- _Work instructions_:
Type out every line below exactly as it reads.

Items from an interface collection
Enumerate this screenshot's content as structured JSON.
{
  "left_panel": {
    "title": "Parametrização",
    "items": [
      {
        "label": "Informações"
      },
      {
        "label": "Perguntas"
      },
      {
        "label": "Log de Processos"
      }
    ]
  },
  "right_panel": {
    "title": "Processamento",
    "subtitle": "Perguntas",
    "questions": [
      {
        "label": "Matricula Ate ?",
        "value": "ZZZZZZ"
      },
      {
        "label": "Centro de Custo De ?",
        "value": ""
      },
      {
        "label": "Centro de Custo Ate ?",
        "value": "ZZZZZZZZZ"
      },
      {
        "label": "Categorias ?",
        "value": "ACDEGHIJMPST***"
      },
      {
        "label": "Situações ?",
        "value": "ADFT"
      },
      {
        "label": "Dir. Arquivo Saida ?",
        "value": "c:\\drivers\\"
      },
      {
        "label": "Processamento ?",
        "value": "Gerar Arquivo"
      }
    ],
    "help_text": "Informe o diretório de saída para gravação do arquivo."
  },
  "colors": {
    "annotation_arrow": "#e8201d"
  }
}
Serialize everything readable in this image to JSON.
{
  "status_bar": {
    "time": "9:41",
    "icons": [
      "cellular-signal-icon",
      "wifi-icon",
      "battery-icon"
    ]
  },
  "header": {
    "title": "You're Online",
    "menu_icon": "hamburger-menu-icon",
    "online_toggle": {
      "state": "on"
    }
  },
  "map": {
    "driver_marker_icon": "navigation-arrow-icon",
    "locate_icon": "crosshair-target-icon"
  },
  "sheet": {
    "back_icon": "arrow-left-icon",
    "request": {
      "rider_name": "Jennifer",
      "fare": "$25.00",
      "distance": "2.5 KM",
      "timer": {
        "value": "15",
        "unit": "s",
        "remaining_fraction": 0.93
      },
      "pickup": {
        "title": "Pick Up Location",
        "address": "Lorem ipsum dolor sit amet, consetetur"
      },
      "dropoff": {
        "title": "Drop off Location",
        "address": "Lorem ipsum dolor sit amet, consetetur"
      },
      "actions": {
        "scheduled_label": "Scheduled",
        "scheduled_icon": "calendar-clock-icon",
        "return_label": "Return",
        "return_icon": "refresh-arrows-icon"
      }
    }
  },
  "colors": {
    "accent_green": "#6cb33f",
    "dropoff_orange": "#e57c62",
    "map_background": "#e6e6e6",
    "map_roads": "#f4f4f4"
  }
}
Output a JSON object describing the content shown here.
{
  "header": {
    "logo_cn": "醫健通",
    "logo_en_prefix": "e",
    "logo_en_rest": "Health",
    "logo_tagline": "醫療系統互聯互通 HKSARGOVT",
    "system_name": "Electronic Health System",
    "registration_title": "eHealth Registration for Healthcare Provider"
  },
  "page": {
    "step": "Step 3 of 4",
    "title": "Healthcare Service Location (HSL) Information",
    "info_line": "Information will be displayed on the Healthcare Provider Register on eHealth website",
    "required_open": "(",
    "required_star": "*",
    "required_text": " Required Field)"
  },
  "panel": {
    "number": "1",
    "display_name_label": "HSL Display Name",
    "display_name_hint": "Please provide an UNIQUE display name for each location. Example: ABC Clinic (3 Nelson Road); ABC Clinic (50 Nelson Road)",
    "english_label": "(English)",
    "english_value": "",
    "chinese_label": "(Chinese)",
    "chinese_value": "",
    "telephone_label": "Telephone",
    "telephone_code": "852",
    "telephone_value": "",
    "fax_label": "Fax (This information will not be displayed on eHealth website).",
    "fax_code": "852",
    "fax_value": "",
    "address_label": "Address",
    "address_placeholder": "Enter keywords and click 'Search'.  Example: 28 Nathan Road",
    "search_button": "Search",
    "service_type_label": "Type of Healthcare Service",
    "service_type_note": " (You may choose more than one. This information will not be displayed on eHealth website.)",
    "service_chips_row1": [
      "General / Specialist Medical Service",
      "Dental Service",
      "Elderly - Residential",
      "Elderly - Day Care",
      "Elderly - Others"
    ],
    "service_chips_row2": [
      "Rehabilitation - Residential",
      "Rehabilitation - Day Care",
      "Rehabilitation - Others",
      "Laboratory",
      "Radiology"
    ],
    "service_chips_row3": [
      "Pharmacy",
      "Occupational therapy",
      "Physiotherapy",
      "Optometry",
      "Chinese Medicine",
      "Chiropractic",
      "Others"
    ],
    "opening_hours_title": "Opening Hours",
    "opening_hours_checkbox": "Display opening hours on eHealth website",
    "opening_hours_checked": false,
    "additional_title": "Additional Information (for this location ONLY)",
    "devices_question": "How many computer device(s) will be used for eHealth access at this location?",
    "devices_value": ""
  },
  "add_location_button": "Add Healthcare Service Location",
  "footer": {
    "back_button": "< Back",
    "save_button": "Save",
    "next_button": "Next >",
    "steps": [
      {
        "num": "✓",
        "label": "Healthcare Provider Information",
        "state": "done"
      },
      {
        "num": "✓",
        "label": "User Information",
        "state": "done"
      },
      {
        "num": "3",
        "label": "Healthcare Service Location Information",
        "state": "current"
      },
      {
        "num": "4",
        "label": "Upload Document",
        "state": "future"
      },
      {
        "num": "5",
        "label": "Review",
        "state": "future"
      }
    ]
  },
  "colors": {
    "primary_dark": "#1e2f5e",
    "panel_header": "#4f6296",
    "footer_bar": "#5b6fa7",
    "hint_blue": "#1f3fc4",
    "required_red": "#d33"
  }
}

- _Exercise answer_:
Enumerate this screenshot's content as structured JSON.
{
  "left_panel": {
    "title": "Parametrização",
    "items": [
      {
        "label": "Informações"
      },
      {
        "label": "Perguntas"
      },
      {
        "label": "Log de Processos"
      }
    ]
  },
  "right_panel": {
    "title": "Processamento",
    "subtitle": "Perguntas",
    "questions": [
      {
        "label": "Matricula Ate ?",
        "value": "ZZZZZZ"
      },
      {
        "label": "Centro de Custo De ?",
        "value": ""
      },
      {
        "label": "Centro de Custo Ate ?",
        "value": "ZZZZZZZZZ"
      },
      {
        "label": "Categorias ?",
        "value": "ACDEGHIJMPST***"
      },
      {
        "label": "Situações ?",
        "value": "ADFT"
      },
      {
        "label": "Dir. Arquivo Saida ?",
        "value": "c:\\drivers\\"
      },
      {
        "label": "Processamento ?",
        "value": "Gerar Arquivo"
      }
    ],
    "help_text": "Informe o diretório de saída para gravação do arquivo."
  },
  "colors": {
    "annotation_arrow": "#e8201d"
  }
}
Serialize everything readable in this image to JSON.
{
  "status_bar": {
    "time": "9:41",
    "icons": [
      "cellular-signal-icon",
      "wifi-icon",
      "battery-icon"
    ]
  },
  "header": {
    "title": "You're Online",
    "menu_icon": "hamburger-menu-icon",
    "online_toggle": {
      "state": "on"
    }
  },
  "map": {
    "driver_marker_icon": "navigation-arrow-icon",
    "locate_icon": "crosshair-target-icon"
  },
  "sheet": {
    "back_icon": "arrow-left-icon",
    "request": {
      "rider_name": "Jennifer",
      "fare": "$25.00",
      "distance": "2.5 KM",
      "timer": {
        "value": "15",
        "unit": "s",
        "remaining_fraction": 0.93
      },
      "pickup": {
        "title": "Pick Up Location",
        "address": "Lorem ipsum dolor sit amet, consetetur"
      },
      "dropoff": {
        "title": "Drop off Location",
        "address": "Lorem ipsum dolor sit amet, consetetur"
      },
      "actions": {
        "scheduled_label": "Scheduled",
        "scheduled_icon": "calendar-clock-icon",
        "return_label": "Return",
        "return_icon": "refresh-arrows-icon"
      }
    }
  },
  "colors": {
    "accent_green": "#6cb33f",
    "dropoff_orange": "#e57c62",
    "map_background": "#e6e6e6",
    "map_roads": "#f4f4f4"
  }
}
Output a JSON object describing the content shown here.
{
  "header": {
    "logo_cn": "醫健通",
    "logo_en_prefix": "e",
    "logo_en_rest": "Health",
    "logo_tagline": "醫療系統互聯互通 HKSARGOVT",
    "system_name": "Electronic Health System",
    "registration_title": "eHealth Registration for Healthcare Provider"
  },
  "page": {
    "step": "Step 3 of 4",
    "title": "Healthcare Service Location (HSL) Information",
    "info_line": "Information will be displayed on the Healthcare Provider Register on eHealth website",
    "required_open": "(",
    "required_star": "*",
    "required_text": " Required Field)"
  },
  "panel": {
    "number": "1",
    "display_name_label": "HSL Display Name",
    "display_name_hint": "Please provide an UNIQUE display name for each location. Example: ABC Clinic (3 Nelson Road); ABC Clinic (50 Nelson Road)",
    "english_label": "(English)",
    "english_value": "",
    "chinese_label": "(Chinese)",
    "chinese_value": "",
    "telephone_label": "Telephone",
    "telephone_code": "852",
    "telephone_value": "",
    "fax_label": "Fax (This information will not be displayed on eHealth website).",
    "fax_code": "852",
    "fax_value": "",
    "address_label": "Address",
    "address_placeholder": "Enter keywords and click 'Search'.  Example: 28 Nathan Road",
    "search_button": "Search",
    "service_type_label": "Type of Healthcare Service",
    "service_type_note": " (You may choose more than one. This information will not be displayed on eHealth website.)",
    "service_chips_row1": [
      "General / Specialist Medical Service",
      "Dental Service",
      "Elderly - Residential",
      "Elderly - Day Care",
      "Elderly - Others"
    ],
    "service_chips_row2": [
      "Rehabilitation - Residential",
      "Rehabilitation - Day Care",
      "Rehabilitation - Others",
      "Laboratory",
      "Radiology"
    ],
    "service_chips_row3": [
      "Pharmacy",
      "Occupational therapy",
      "Physiotherapy",
      "Optometry",
      "Chinese Medicine",
      "Chiropractic",
      "Others"
    ],
    "opening_hours_title": "Opening Hours",
    "opening_hours_checkbox": "Display opening hours on eHealth website",
    "opening_hours_checked": false,
    "additional_title": "Additional Information (for this location ONLY)",
    "devices_question": "How many computer device(s) will be used for eHealth access at this location?",
    "devices_value": ""
  },
  "add_location_button": "Add Healthcare Service Location",
  "footer": {
    "back_button": "< Back",
    "save_button": "Save",
    "next_button": "Next >",
    "steps": [
      {
        "num": "✓",
        "label": "Healthcare Provider Information",
        "state": "done"
      },
      {
        "num": "✓",
        "label": "User Information",
        "state": "done"
      },
      {
        "num": "3",
        "label": "Healthcare Service Location Information",
        "state": "current"
      },
      {
        "num": "4",
        "label": "Upload Document",
        "state": "future"
      },
      {
        "num": "5",
        "label": "Review",
        "state": "future"
      }
    ]
  },
  "colors": {
    "primary_dark": "#1e2f5e",
    "panel_header": "#4f6296",
    "footer_bar": "#5b6fa7",
    "hint_blue": "#1f3fc4",
    "required_red": "#d33"
  }
}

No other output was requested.